● **Required work**: Please give back the listing below word for word, without the images.

● **Data shown**:
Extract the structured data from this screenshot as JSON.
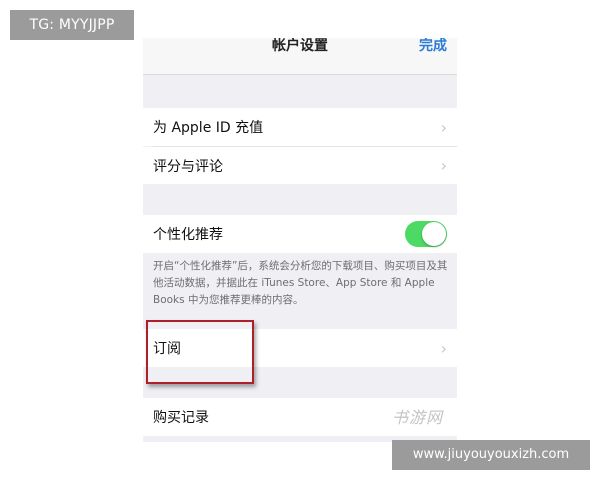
{
  "watermark_top_left": "TG: MYYJJPP",
  "watermark_bottom_right": "www.jiuyouyouxizh.com",
  "watermark_logo_text": "书游网",
  "navbar": {
    "title": "帐户设置",
    "done_label": "完成"
  },
  "rows": {
    "topup": "为 Apple ID 充值",
    "ratings": "评分与评论",
    "personalized": "个性化推荐",
    "subscriptions": "订阅",
    "purchase_history": "购买记录"
  },
  "toggle": {
    "personalized_on": true,
    "color": "#4cd964"
  },
  "footer_text": "开启“个性化推荐”后，系统会分析您的下载项目、购买项目及其他活动数据，并据此在 iTunes Store、App Store 和 Apple Books 中为您推荐更棒的内容。",
  "colors": {
    "link": "#2a7ad6",
    "highlight_box": "#b01e2a",
    "group_background": "#efeff4"
  },
  "icons": {
    "chevron": "›"
  }
}
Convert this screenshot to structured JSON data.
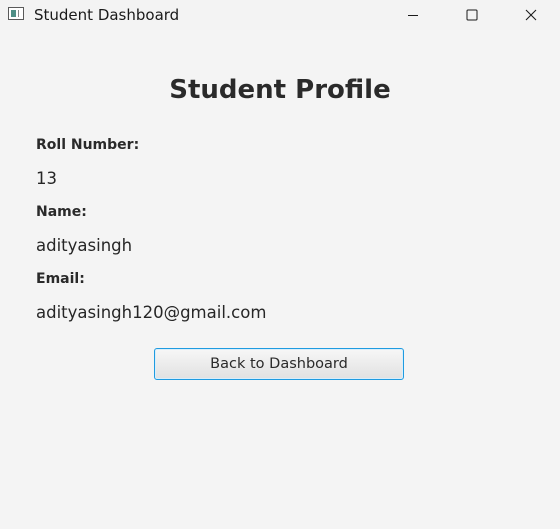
{
  "window": {
    "title": "Student Dashboard",
    "controls": {
      "minimize_icon": "minimize-icon",
      "maximize_icon": "maximize-icon",
      "close_icon": "close-icon"
    }
  },
  "profile": {
    "heading": "Student Profile",
    "fields": [
      {
        "label": "Roll Number:",
        "value": "13"
      },
      {
        "label": "Name:",
        "value": "adityasingh"
      },
      {
        "label": "Email:",
        "value": "adityasingh120@gmail.com"
      }
    ]
  },
  "actions": {
    "back_label": "Back to Dashboard"
  },
  "colors": {
    "background": "#f4f4f4",
    "focus_border": "#1f9be0",
    "text": "#262626"
  }
}
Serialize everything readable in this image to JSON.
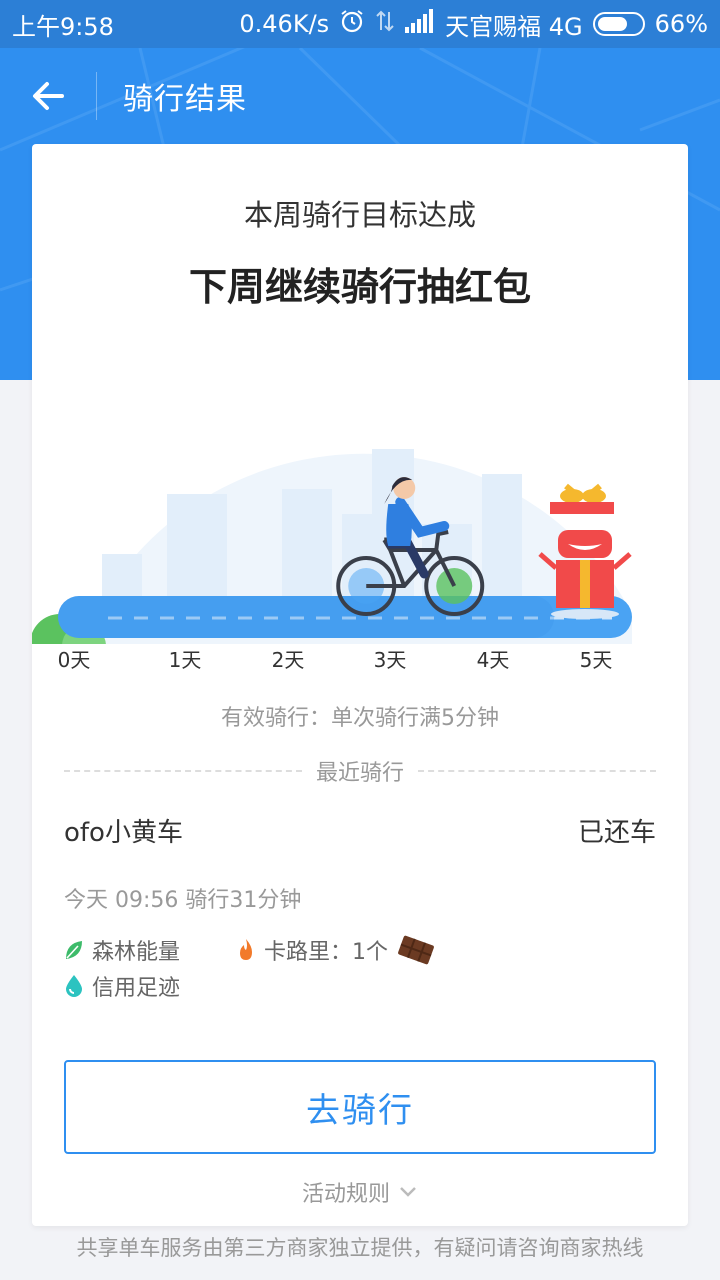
{
  "status_bar": {
    "time": "上午9:58",
    "speed": "0.46K/s",
    "carrier": "天官赐福 4G",
    "battery": "66%",
    "battery_level": 0.66
  },
  "header": {
    "title": "骑行结果",
    "back_icon": "arrow-left-icon"
  },
  "card": {
    "subtitle": "本周骑行目标达成",
    "title": "下周继续骑行抽红包",
    "progress_days": [
      "0天",
      "1天",
      "2天",
      "3天",
      "4天",
      "5天"
    ],
    "progress_value": 4.6,
    "valid_ride_note": "有效骑行：单次骑行满5分钟",
    "recent_label": "最近骑行",
    "ride": {
      "name": "ofo小黄车",
      "status": "已还车",
      "time": "今天 09:56 骑行31分钟",
      "tags": {
        "forest": "森林能量",
        "calorie": "卡路里：1个",
        "credit": "信用足迹"
      }
    },
    "go_button": "去骑行",
    "rules_label": "活动规则"
  },
  "footer": {
    "note": "共享单车服务由第三方商家独立提供，有疑问请咨询商家热线"
  },
  "colors": {
    "primary": "#2f8ff0",
    "status_bar": "#2c7fd6",
    "road": "#4aa3f3",
    "gift_red": "#f14a4a"
  }
}
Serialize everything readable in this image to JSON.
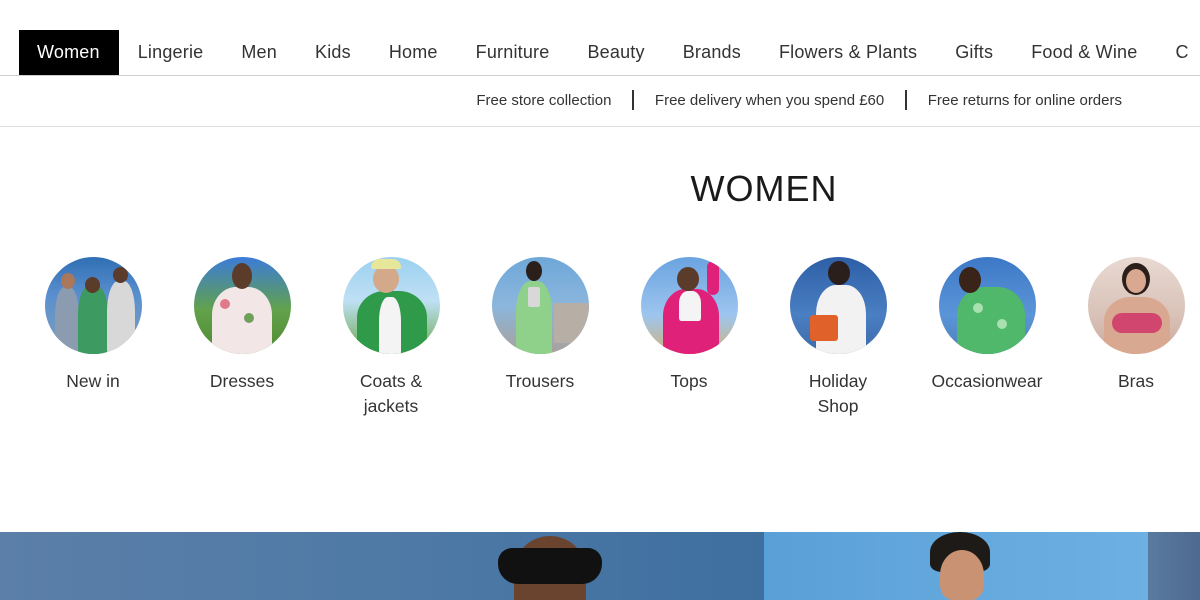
{
  "nav": {
    "items": [
      {
        "label": "Women",
        "active": true
      },
      {
        "label": "Lingerie"
      },
      {
        "label": "Men"
      },
      {
        "label": "Kids"
      },
      {
        "label": "Home"
      },
      {
        "label": "Furniture"
      },
      {
        "label": "Beauty"
      },
      {
        "label": "Brands"
      },
      {
        "label": "Flowers & Plants"
      },
      {
        "label": "Gifts"
      },
      {
        "label": "Food & Wine"
      },
      {
        "label": "C"
      }
    ]
  },
  "promo": {
    "items": [
      "Free store collection",
      "Free delivery when you spend £60",
      "Free returns for online orders"
    ]
  },
  "page": {
    "title": "WOMEN"
  },
  "categories": [
    {
      "label": "New in"
    },
    {
      "label": "Dresses"
    },
    {
      "label": "Coats &\njackets"
    },
    {
      "label": "Trousers"
    },
    {
      "label": "Tops"
    },
    {
      "label": "Holiday\nShop"
    },
    {
      "label": "Occasionwear"
    },
    {
      "label": "Bras"
    }
  ],
  "colors": {
    "active_nav_bg": "#000000",
    "active_nav_text": "#ffffff",
    "text": "#333333",
    "divider": "#cfcfcf"
  }
}
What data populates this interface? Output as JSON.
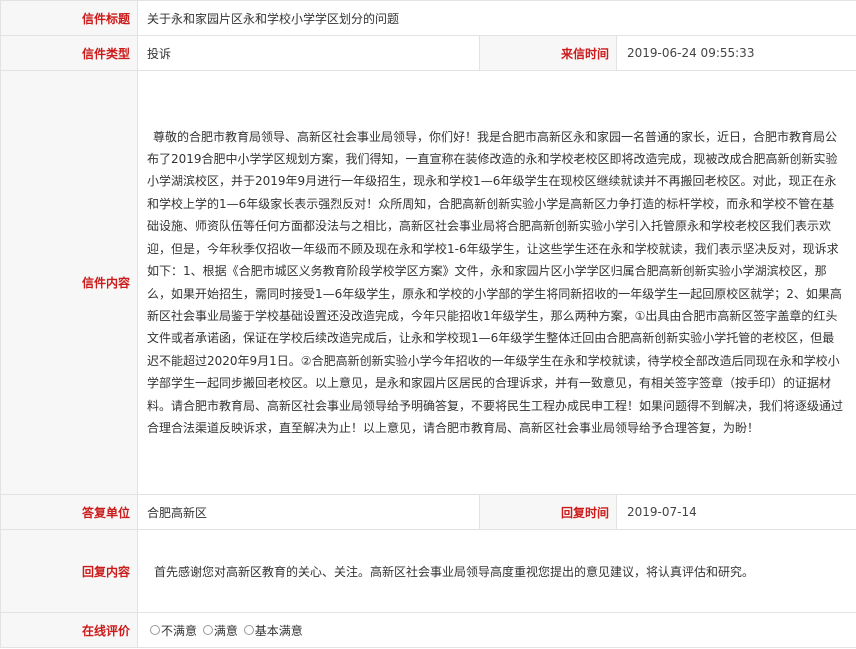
{
  "letter": {
    "title_label": "信件标题",
    "title_value": "关于永和家园片区永和学校小学学区划分的问题",
    "type_label": "信件类型",
    "type_value": "投诉",
    "received_label": "来信时间",
    "received_value": "2019-06-24 09:55:33",
    "content_label": "信件内容",
    "content_value": "尊敬的合肥市教育局领导、高新区社会事业局领导，你们好！我是合肥市高新区永和家园一名普通的家长，近日，合肥市教育局公布了2019合肥中小学学区规划方案，我们得知，一直宣称在装修改造的永和学校老校区即将改造完成，现被改成合肥高新创新实验小学湖滨校区，并于2019年9月进行一年级招生，现永和学校1—6年级学生在现校区继续就读并不再搬回老校区。对此，现正在永和学校上学的1—6年级家长表示强烈反对！众所周知，合肥高新创新实验小学是高新区力争打造的标杆学校，而永和学校不管在基础设施、师资队伍等任何方面都没法与之相比，高新区社会事业局将合肥高新创新实验小学引入托管原永和学校老校区我们表示欢迎，但是，今年秋季仅招收一年级而不顾及现在永和学校1-6年级学生，让这些学生还在永和学校就读，我们表示坚决反对，现诉求如下：1、根据《合肥市城区义务教育阶段学校学区方案》文件，永和家园片区小学学区归属合肥高新创新实验小学湖滨校区，那么，如果开始招生，需同时接受1—6年级学生，原永和学校的小学部的学生将同新招收的一年级学生一起回原校区就学；2、如果高新区社会事业局鉴于学校基础设置还没改造完成，今年只能招收1年级学生，那么两种方案，①出具由合肥市高新区签字盖章的红头文件或者承诺函，保证在学校后续改造完成后，让永和学校现1—6年级学生整体迁回由合肥高新创新实验小学托管的老校区，但最迟不能超过2020年9月1日。②合肥高新创新实验小学今年招收的一年级学生在永和学校就读，待学校全部改造后同现在永和学校小学部学生一起同步搬回老校区。以上意见，是永和家园片区居民的合理诉求，并有一致意见，有相关签字签章（按手印）的证据材料。请合肥市教育局、高新区社会事业局领导给予明确答复，不要将民生工程办成民申工程！如果问题得不到解决，我们将逐级通过合理合法渠道反映诉求，直至解决为止！以上意见，请合肥市教育局、高新区社会事业局领导给予合理答复，为盼！",
    "reply_unit_label": "答复单位",
    "reply_unit_value": "合肥高新区",
    "reply_time_label": "回复时间",
    "reply_time_value": "2019-07-14",
    "reply_content_label": "回复内容",
    "reply_content_value": "首先感谢您对高新区教育的关心、关注。高新区社会事业局领导高度重视您提出的意见建议，将认真评估和研究。",
    "rating_label": "在线评价",
    "rating_options": [
      "不满意",
      "满意",
      "基本满意"
    ]
  }
}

● **Answer to this problem**:
Extract the structured data from this screenshot as JSON.
{
  "watermark_top_left": "TG: MYYJJPP",
  "watermark_bottom_right": "www.jiuyouyouxizh.com",
  "watermark_logo_text": "书游网",
  "navbar": {
    "title": "帐户设置",
    "done_label": "完成"
  },
  "rows": {
    "topup": "为 Apple ID 充值",
    "ratings": "评分与评论",
    "personalized": "个性化推荐",
    "subscriptions": "订阅",
    "purchase_history": "购买记录"
  },
  "toggle": {
    "personalized_on": true,
    "color": "#4cd964"
  },
  "footer_text": "开启“个性化推荐”后，系统会分析您的下载项目、购买项目及其他活动数据，并据此在 iTunes Store、App Store 和 Apple Books 中为您推荐更棒的内容。",
  "colors": {
    "link": "#2a7ad6",
    "highlight_box": "#b01e2a",
    "group_background": "#efeff4"
  },
  "icons": {
    "chevron": "›"
  }
}
Convert this screenshot to structured JSON data.
{
  "window": {
    "title": "Student Dashboard",
    "controls": {
      "minimize_icon": "minimize-icon",
      "maximize_icon": "maximize-icon",
      "close_icon": "close-icon"
    }
  },
  "profile": {
    "heading": "Student Profile",
    "fields": [
      {
        "label": "Roll Number:",
        "value": "13"
      },
      {
        "label": "Name:",
        "value": "adityasingh"
      },
      {
        "label": "Email:",
        "value": "adityasingh120@gmail.com"
      }
    ]
  },
  "actions": {
    "back_label": "Back to Dashboard"
  },
  "colors": {
    "background": "#f4f4f4",
    "focus_border": "#1f9be0",
    "text": "#262626"
  }
}
Serialize everything readable in this image to JSON.
{
  "status_bar": {
    "time": "上午9:58",
    "speed": "0.46K/s",
    "carrier": "天官赐福 4G",
    "battery": "66%",
    "battery_level": 0.66
  },
  "header": {
    "title": "骑行结果",
    "back_icon": "arrow-left-icon"
  },
  "card": {
    "subtitle": "本周骑行目标达成",
    "title": "下周继续骑行抽红包",
    "progress_days": [
      "0天",
      "1天",
      "2天",
      "3天",
      "4天",
      "5天"
    ],
    "progress_value": 4.6,
    "valid_ride_note": "有效骑行：单次骑行满5分钟",
    "recent_label": "最近骑行",
    "ride": {
      "name": "ofo小黄车",
      "status": "已还车",
      "time": "今天 09:56 骑行31分钟",
      "tags": {
        "forest": "森林能量",
        "calorie": "卡路里：1个",
        "credit": "信用足迹"
      }
    },
    "go_button": "去骑行",
    "rules_label": "活动规则"
  },
  "footer": {
    "note": "共享单车服务由第三方商家独立提供，有疑问请咨询商家热线"
  },
  "colors": {
    "primary": "#2f8ff0",
    "status_bar": "#2c7fd6",
    "road": "#4aa3f3",
    "gift_red": "#f14a4a"
  }
}
Serialize everything readable in this image to JSON.
{
  "nav": {
    "items": [
      {
        "label": "Women",
        "active": true
      },
      {
        "label": "Lingerie"
      },
      {
        "label": "Men"
      },
      {
        "label": "Kids"
      },
      {
        "label": "Home"
      },
      {
        "label": "Furniture"
      },
      {
        "label": "Beauty"
      },
      {
        "label": "Brands"
      },
      {
        "label": "Flowers & Plants"
      },
      {
        "label": "Gifts"
      },
      {
        "label": "Food & Wine"
      },
      {
        "label": "C"
      }
    ]
  },
  "promo": {
    "items": [
      "Free store collection",
      "Free delivery when you spend £60",
      "Free returns for online orders"
    ]
  },
  "page": {
    "title": "WOMEN"
  },
  "categories": [
    {
      "label": "New in"
    },
    {
      "label": "Dresses"
    },
    {
      "label": "Coats &\njackets"
    },
    {
      "label": "Trousers"
    },
    {
      "label": "Tops"
    },
    {
      "label": "Holiday\nShop"
    },
    {
      "label": "Occasionwear"
    },
    {
      "label": "Bras"
    }
  ],
  "colors": {
    "active_nav_bg": "#000000",
    "active_nav_text": "#ffffff",
    "text": "#333333",
    "divider": "#cfcfcf"
  }
}
What data populates this interface? Output as JSON.
{
  "letter": {
    "title_label": "信件标题",
    "title_value": "关于永和家园片区永和学校小学学区划分的问题",
    "type_label": "信件类型",
    "type_value": "投诉",
    "received_label": "来信时间",
    "received_value": "2019-06-24 09:55:33",
    "content_label": "信件内容",
    "content_value": "尊敬的合肥市教育局领导、高新区社会事业局领导，你们好！我是合肥市高新区永和家园一名普通的家长，近日，合肥市教育局公布了2019合肥中小学学区规划方案，我们得知，一直宣称在装修改造的永和学校老校区即将改造完成，现被改成合肥高新创新实验小学湖滨校区，并于2019年9月进行一年级招生，现永和学校1—6年级学生在现校区继续就读并不再搬回老校区。对此，现正在永和学校上学的1—6年级家长表示强烈反对！众所周知，合肥高新创新实验小学是高新区力争打造的标杆学校，而永和学校不管在基础设施、师资队伍等任何方面都没法与之相比，高新区社会事业局将合肥高新创新实验小学引入托管原永和学校老校区我们表示欢迎，但是，今年秋季仅招收一年级而不顾及现在永和学校1-6年级学生，让这些学生还在永和学校就读，我们表示坚决反对，现诉求如下：1、根据《合肥市城区义务教育阶段学校学区方案》文件，永和家园片区小学学区归属合肥高新创新实验小学湖滨校区，那么，如果开始招生，需同时接受1—6年级学生，原永和学校的小学部的学生将同新招收的一年级学生一起回原校区就学；2、如果高新区社会事业局鉴于学校基础设置还没改造完成，今年只能招收1年级学生，那么两种方案，①出具由合肥市高新区签字盖章的红头文件或者承诺函，保证在学校后续改造完成后，让永和学校现1—6年级学生整体迁回由合肥高新创新实验小学托管的老校区，但最迟不能超过2020年9月1日。②合肥高新创新实验小学今年招收的一年级学生在永和学校就读，待学校全部改造后同现在永和学校小学部学生一起同步搬回老校区。以上意见，是永和家园片区居民的合理诉求，并有一致意见，有相关签字签章（按手印）的证据材料。请合肥市教育局、高新区社会事业局领导给予明确答复，不要将民生工程办成民申工程！如果问题得不到解决，我们将逐级通过合理合法渠道反映诉求，直至解决为止！以上意见，请合肥市教育局、高新区社会事业局领导给予合理答复，为盼！",
    "reply_unit_label": "答复单位",
    "reply_unit_value": "合肥高新区",
    "reply_time_label": "回复时间",
    "reply_time_value": "2019-07-14",
    "reply_content_label": "回复内容",
    "reply_content_value": "首先感谢您对高新区教育的关心、关注。高新区社会事业局领导高度重视您提出的意见建议，将认真评估和研究。",
    "rating_label": "在线评价",
    "rating_options": [
      "不满意",
      "满意",
      "基本满意"
    ]
  }
}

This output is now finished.